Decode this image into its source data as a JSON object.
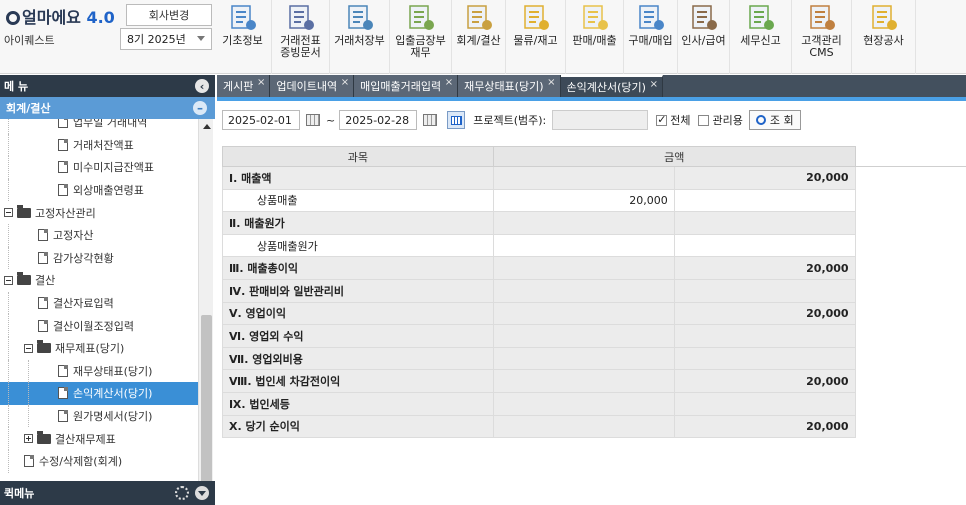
{
  "header": {
    "logo_text": "얼마에요",
    "logo_version": "4.0",
    "company_change_button": "회사변경",
    "company_name": "아이퀘스트",
    "period_select": "8기 2025년"
  },
  "top_menu": [
    {
      "label": "기초정보",
      "label2": "",
      "icon": "basic-info-icon",
      "color": "#4a86c8"
    },
    {
      "label": "거래전표",
      "label2": "증빙문서",
      "icon": "voucher-icon",
      "color": "#5a6fa3"
    },
    {
      "label": "거래처장부",
      "label2": "",
      "icon": "ledger-icon",
      "color": "#4b86b9"
    },
    {
      "label": "입출금장부",
      "label2": "재무",
      "icon": "cashbook-icon",
      "color": "#7aa650"
    },
    {
      "label": "회계/결산",
      "label2": "",
      "icon": "accounting-icon",
      "color": "#c9a040"
    },
    {
      "label": "물류/재고",
      "label2": "",
      "icon": "logistics-icon",
      "color": "#e0b030"
    },
    {
      "label": "판매/매출",
      "label2": "",
      "icon": "sales-icon",
      "color": "#e8c24a"
    },
    {
      "label": "구매/매입",
      "label2": "",
      "icon": "purchase-icon",
      "color": "#4a86c8"
    },
    {
      "label": "인사/급여",
      "label2": "",
      "icon": "hr-payroll-icon",
      "color": "#8a6a4a"
    },
    {
      "label": "세무신고",
      "label2": "",
      "icon": "tax-report-icon",
      "color": "#6aa84f"
    },
    {
      "label": "고객관리",
      "label2": "CMS",
      "icon": "customer-cms-icon",
      "color": "#c08040"
    },
    {
      "label": "현장공사",
      "label2": "",
      "icon": "construction-icon",
      "color": "#e0b030"
    }
  ],
  "sidebar": {
    "header": "메 뉴",
    "section": "회계/결산",
    "items": [
      {
        "label": "업무일 거래내역",
        "kind": "doc",
        "indent": 58,
        "guides": [
          8
        ]
      },
      {
        "label": "거래처잔액표",
        "kind": "doc",
        "indent": 58,
        "guides": [
          8
        ]
      },
      {
        "label": "미수미지급잔액표",
        "kind": "doc",
        "indent": 58,
        "guides": [
          8
        ]
      },
      {
        "label": "외상매출연령표",
        "kind": "doc",
        "indent": 58,
        "guides": [
          8
        ]
      },
      {
        "label": "고정자산관리",
        "kind": "folder-open",
        "indent": 4,
        "guides": []
      },
      {
        "label": "고정자산",
        "kind": "doc",
        "indent": 38,
        "guides": [
          8
        ]
      },
      {
        "label": "감가상각현황",
        "kind": "doc",
        "indent": 38,
        "guides": [
          8
        ]
      },
      {
        "label": "결산",
        "kind": "folder-open",
        "indent": 4,
        "guides": []
      },
      {
        "label": "결산자료입력",
        "kind": "doc",
        "indent": 38,
        "guides": [
          8
        ]
      },
      {
        "label": "결산이월조정입력",
        "kind": "doc",
        "indent": 38,
        "guides": [
          8
        ]
      },
      {
        "label": "재무제표(당기)",
        "kind": "folder-open",
        "indent": 24,
        "guides": [
          8
        ]
      },
      {
        "label": "재무상태표(당기)",
        "kind": "doc",
        "indent": 58,
        "guides": [
          8,
          28
        ]
      },
      {
        "label": "손익계산서(당기)",
        "kind": "doc",
        "indent": 58,
        "guides": [
          8,
          28
        ],
        "selected": true
      },
      {
        "label": "원가명세서(당기)",
        "kind": "doc",
        "indent": 58,
        "guides": [
          8,
          28
        ]
      },
      {
        "label": "결산재무제표",
        "kind": "folder-closed",
        "indent": 24,
        "guides": [
          8
        ]
      },
      {
        "label": "수정/삭제함(회계)",
        "kind": "doc",
        "indent": 24,
        "guides": [
          8
        ]
      }
    ],
    "quick_menu": "퀵메뉴"
  },
  "tabs": [
    {
      "label": "게시판",
      "active": false
    },
    {
      "label": "업데이트내역",
      "active": false
    },
    {
      "label": "매입매출거래입력",
      "active": false
    },
    {
      "label": "재무상태표(당기)",
      "active": false
    },
    {
      "label": "손익계산서(당기)",
      "active": true
    }
  ],
  "filter": {
    "date_from": "2025-02-01",
    "tilde": "~",
    "date_to": "2025-02-28",
    "project_label": "프로젝트(범주):",
    "project_value": "",
    "all_label": "전체",
    "all_checked": true,
    "manage_label": "관리용",
    "manage_checked": false,
    "search_label": "조 회"
  },
  "table": {
    "headers": [
      "과목",
      "금액"
    ],
    "rows": [
      {
        "label": "Ⅰ. 매출액",
        "type": "hd",
        "c1": "",
        "c2": "20,000"
      },
      {
        "label": "상품매출",
        "type": "sub",
        "c1": "20,000",
        "c2": ""
      },
      {
        "label": "Ⅱ. 매출원가",
        "type": "hd",
        "c1": "",
        "c2": ""
      },
      {
        "label": "상품매출원가",
        "type": "sub",
        "c1": "",
        "c2": ""
      },
      {
        "label": "Ⅲ. 매출총이익",
        "type": "hd",
        "c1": "",
        "c2": "20,000"
      },
      {
        "label": "Ⅳ. 판매비와 일반관리비",
        "type": "hd",
        "c1": "",
        "c2": ""
      },
      {
        "label": "Ⅴ. 영업이익",
        "type": "hd",
        "c1": "",
        "c2": "20,000"
      },
      {
        "label": "Ⅵ. 영업외 수익",
        "type": "hd",
        "c1": "",
        "c2": ""
      },
      {
        "label": "Ⅶ. 영업외비용",
        "type": "hd",
        "c1": "",
        "c2": ""
      },
      {
        "label": "Ⅷ. 법인세 차감전이익",
        "type": "hd",
        "c1": "",
        "c2": "20,000"
      },
      {
        "label": "Ⅸ. 법인세등",
        "type": "hd",
        "c1": "",
        "c2": ""
      },
      {
        "label": "Ⅹ. 당기 순이익",
        "type": "hd",
        "c1": "",
        "c2": "20,000"
      }
    ]
  }
}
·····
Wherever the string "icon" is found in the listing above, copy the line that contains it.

• Your response:
      "icon": "basic-info-icon",
      "icon": "voucher-icon",
      "icon": "ledger-icon",
      "icon": "cashbook-icon",
      "icon": "accounting-icon",
      "icon": "logistics-icon",
      "icon": "sales-icon",
      "icon": "purchase-icon",
      "icon": "hr-payroll-icon",
      "icon": "tax-report-icon",
      "icon": "customer-cms-icon",
      "icon": "construction-icon",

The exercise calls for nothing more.